Fostering a Victim-Centred Approach
Several factors are key to ensuring a victim-centred approach to the search for the disappeared in The Gambia. Firstly, managing victims’ expectations around what is possible is essential, given the country’s capacity challenges.
The government can do this through regular consultations among authorities, investigators, forensic experts and families, with clear communication on timelines and the resources required to undertake the search and identification.
Secondly, the government must ensure that victims’ families have access to psychosocial support throughout the investigations, based on a tailored needs assessment. There is often a lack of understanding and appreciation of the psychosocial needs of victim communities during these processes, which are complex and protracted.
Thirdly, the government should enter into robust partnerships with experts who can provide training and support to security and justice sector personnel on best practices in investigating enforced disappearances. Applying a victim-centred approach will require a concerted effort from a range of stakeholders acting in cooperation with government.
The White Paper mentions the government’s intention to seek such collaborations, including with international forensic institutes such as the International Commission for Missing Persons (ICMP), which can conduct DNA analysis on remains. Civil society organisations such as the African Network Against Extrajudicial Killings and Enforced Disappearances (ANEKED) can devise clear communications strategies.
Actors from local civil society, who in many cases include families of the disappeared, can provide invaluable advice and support to authorities on how to ensure their meaningful participation. They can also provide regular updates to the public on the process of searching for the missing. Entities such as Justice Rapid Response can offer necessary expertise within the framework of the special investigative mechanism that the government will set up.
The TRRC’s establishment of a record of violations committed in The Gambia is a commendable first step in providing a sense of closure and justice for victims. It sets a precedent for the successful implementation of transitional justice mechanisms in Africa. The timely release of the White Paper is also an encouraging development for victim communities, who have been waiting for justice for far too long.
For the government’s post-TRRC work to have legitimacy, addressing the needs of victims and ensuring their active participation will be key. In this way, the implementation process can achieve the restorative and healing effects it seeks to have.
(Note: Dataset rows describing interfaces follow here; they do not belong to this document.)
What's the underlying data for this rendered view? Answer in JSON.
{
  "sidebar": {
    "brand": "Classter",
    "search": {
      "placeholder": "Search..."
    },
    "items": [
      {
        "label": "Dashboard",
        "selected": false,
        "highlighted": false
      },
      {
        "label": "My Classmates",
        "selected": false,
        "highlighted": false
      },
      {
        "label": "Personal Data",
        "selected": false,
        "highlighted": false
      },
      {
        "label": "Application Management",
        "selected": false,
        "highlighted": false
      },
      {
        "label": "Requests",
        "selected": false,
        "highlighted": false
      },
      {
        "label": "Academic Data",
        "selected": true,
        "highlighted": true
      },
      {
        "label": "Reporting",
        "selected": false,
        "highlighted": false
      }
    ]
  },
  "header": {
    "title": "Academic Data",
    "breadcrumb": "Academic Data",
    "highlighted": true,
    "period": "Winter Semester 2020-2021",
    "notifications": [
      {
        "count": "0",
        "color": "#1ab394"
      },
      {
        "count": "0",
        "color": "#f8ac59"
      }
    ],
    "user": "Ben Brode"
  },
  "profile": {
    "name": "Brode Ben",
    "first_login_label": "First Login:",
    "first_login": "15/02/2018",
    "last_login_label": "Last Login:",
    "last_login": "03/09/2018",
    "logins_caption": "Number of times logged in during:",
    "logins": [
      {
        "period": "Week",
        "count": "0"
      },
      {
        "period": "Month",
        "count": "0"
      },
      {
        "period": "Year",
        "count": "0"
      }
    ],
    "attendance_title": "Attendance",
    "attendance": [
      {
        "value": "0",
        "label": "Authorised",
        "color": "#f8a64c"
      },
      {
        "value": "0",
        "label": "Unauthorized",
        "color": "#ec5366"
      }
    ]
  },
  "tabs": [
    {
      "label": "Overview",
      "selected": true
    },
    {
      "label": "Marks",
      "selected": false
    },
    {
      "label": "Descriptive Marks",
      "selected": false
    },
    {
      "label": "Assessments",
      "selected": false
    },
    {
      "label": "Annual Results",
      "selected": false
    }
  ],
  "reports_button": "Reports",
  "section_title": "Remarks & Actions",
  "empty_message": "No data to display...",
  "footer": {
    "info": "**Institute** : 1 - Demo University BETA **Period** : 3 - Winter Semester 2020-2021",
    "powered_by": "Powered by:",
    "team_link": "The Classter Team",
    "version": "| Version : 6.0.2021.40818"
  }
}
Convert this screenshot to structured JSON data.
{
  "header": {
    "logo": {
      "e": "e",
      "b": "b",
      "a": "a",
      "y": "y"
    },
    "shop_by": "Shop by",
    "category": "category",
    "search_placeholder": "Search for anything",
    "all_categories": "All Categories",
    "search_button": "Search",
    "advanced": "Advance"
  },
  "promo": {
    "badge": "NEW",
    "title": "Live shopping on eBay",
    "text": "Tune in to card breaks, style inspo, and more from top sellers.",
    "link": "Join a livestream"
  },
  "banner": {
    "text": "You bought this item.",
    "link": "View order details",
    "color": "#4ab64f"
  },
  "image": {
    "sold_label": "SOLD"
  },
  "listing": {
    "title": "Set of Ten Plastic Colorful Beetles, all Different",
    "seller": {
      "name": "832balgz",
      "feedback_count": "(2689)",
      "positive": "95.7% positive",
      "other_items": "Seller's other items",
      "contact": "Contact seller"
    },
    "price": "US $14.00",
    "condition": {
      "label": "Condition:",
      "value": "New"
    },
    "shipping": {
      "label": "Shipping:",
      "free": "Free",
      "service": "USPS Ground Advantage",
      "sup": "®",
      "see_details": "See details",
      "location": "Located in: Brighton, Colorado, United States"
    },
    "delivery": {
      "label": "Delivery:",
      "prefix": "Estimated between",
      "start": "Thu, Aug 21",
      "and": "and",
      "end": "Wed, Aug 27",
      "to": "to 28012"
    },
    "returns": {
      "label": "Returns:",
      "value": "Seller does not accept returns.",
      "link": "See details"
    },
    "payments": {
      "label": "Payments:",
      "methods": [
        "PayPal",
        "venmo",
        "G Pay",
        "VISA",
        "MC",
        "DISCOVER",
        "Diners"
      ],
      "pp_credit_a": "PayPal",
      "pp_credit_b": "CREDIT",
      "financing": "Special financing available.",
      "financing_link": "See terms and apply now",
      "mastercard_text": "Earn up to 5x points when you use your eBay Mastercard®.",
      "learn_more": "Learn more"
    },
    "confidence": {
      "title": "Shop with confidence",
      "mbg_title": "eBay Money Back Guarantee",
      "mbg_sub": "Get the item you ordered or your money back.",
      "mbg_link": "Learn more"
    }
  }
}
*Joyce Mutoka is a Programme Officer in the National Justice Programme at Justice Rapid Response.
This piece was originally published by the African Transitional Justice Hub, an initiative of the Centre for the Study of Violence and Reconciliation.